Happy Valentine’s Day! And now, a book review about love:
Book critic, William Deresiewicz, in The New York Times, wrote that Jeffrey Eugenides’ The Marriage Plot was not about marriage, or even love at all, but like his other novels, was primarily about “the drama of coming of age.” This review was laced with acidic undertones of condescension and a just-below-the-surface but obvious dislike of most of Eugenides’ work. As an aside, I am never completely smitten with an author’s work. There is always something about it that I don’t like. You don’t spend your life criticizing the written word and retain the ability to turn that off. Regardless, I will never write a negative book review. I don’t believe it is helpful to anyone, least of all the author. If I really looked down upon that author’s work, my agenda would be better served to keep mum about the author altogether. The worst review is no review, in my mind.
Anyway, Deresiewicz’s interpretation of this novel was precisely my own…at first. I felt exactly the same way. I’d listened to the audio performance, and after the last words, I looked around at the NJ Turnpike and thought, and? On the surface, this novel is about a trio of college kids who graduate and then try and figure out life, love and opportunity. Nothing actually comes to pass. Nobody appears to make any sort of satisfying transformation. In fact, nobody gets what they want, either. Then, sitting in traffic, I listened to a short, accompanying interview with Eugenides, which I thought would shed some light on what he was trying to do with The Marriage Plot. It ended by the time traffic started moving, leaving the novel unilluminated. I lit a cigarette and wrote off Eugenides, deciding not to read the next book he publishes a decade from now (he writes a book every ten years or so.)
Never before have I found the aftertaste of a novel to be more powerful than the novel itself. In the days that followed my reading of The Marriage Plot, the novel sank into my brain like a slow wave of awareness overcoming me. Bits of it would return and smack me in the face as I looked at love and life around me. Deresiewicz entirely missed the point. This was not a novel about young people finding their way in the world, it was a novel about the consequentiality of love in our time. The marriage plot refers to the structure of a Victorian novel in which marriage was the be-all and end-all. The finality of marriage in that time was what made it so important and so dramatic and so weighty for the characters to get married or to pursue that. It was the ultimate goal of love, a move to secure financial goals, societal goals and familial expectations. The love itself was really sort of secondary. Now, Eugenides subtly but brilliantly asserts in his novel, the consequentiality of our love is not what we do with it, but what it does to us. With marriage stripped of its weight, becoming a sort of romantic, knee-jerk impulse or a strategic financial move, love takes on a life and weight of its own. While love was once a vehicle used to travel to marriage, it is now a vehicle to travel to transformation, which is not a destination or an end-goal at all, but an on-going journey. It’s about the journey, not really where you end up, which is why in Eugenides’ novel, nobody ends up anywhere. They continue their journey.

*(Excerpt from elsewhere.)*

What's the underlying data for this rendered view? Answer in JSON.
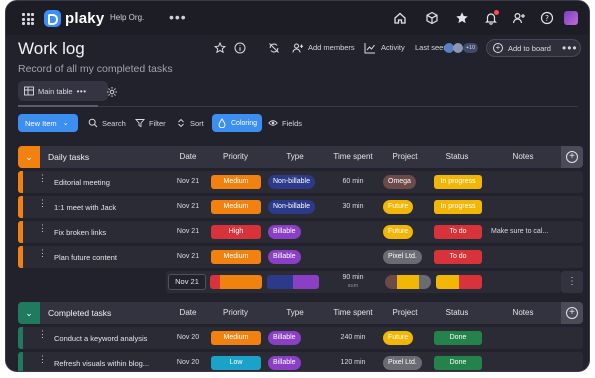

The novel’s female character, Madeleine, is stifled by her love. She becomes an in-service, overshadowed mistress to her boyfriend, Leonard, who has a significant mental illness. She’s intelligent and beautiful and could probably have any man she wants, yet because she loves Leonard, she installs herself under the crushing weight of the man and his illness. Leonard himself appears to be perfectly healthy in the beginning of the novel, but when he falls in love with Madeleine and realizes that this has an actual affect on him—it changes his behavior, his thoughts, his motivations, his life—he falls into his mental illness and appears to swim about helplessly and almost indulgently in the throes of it, Madeleine’s service to him only bolstering and enabling that illness.
The third character, Mitchell, spends almost the entire novel in love with Madeleine. The very idea of her motivates him to travel around the world, to alter his perception of people and of life and love, and then at the very end, because love is no longer locked into the finality of marriage or the weight of that institution, this changes for Mitchell and, now motivated by the love he used to feel for Madeleine, his journey takes a turn and continues.
The Marriage Plot was a powerful snapshot of what has happened to love, or rather its impact, and the author makes no definite comment about the consequences of that. Like a poet, he seems to prefer to leave his assertions up to interpretation. Its impact still hits me sometimes, as I recall a phrase or a situation and apply it to my own life or those around me.
In the novel, Leonard is a scientist studying yeast cells, which are interesting because they closely resemble human sex cells. During a heated argument with Madeleine, he makes the observation that these yeast cells, when in crisis, immediately separate as a matter of course because it is easier to protect themselves as single cells in the face of crisis. I would have paid full cover price just to let Eugenides drop this one exquisite metaphor on me.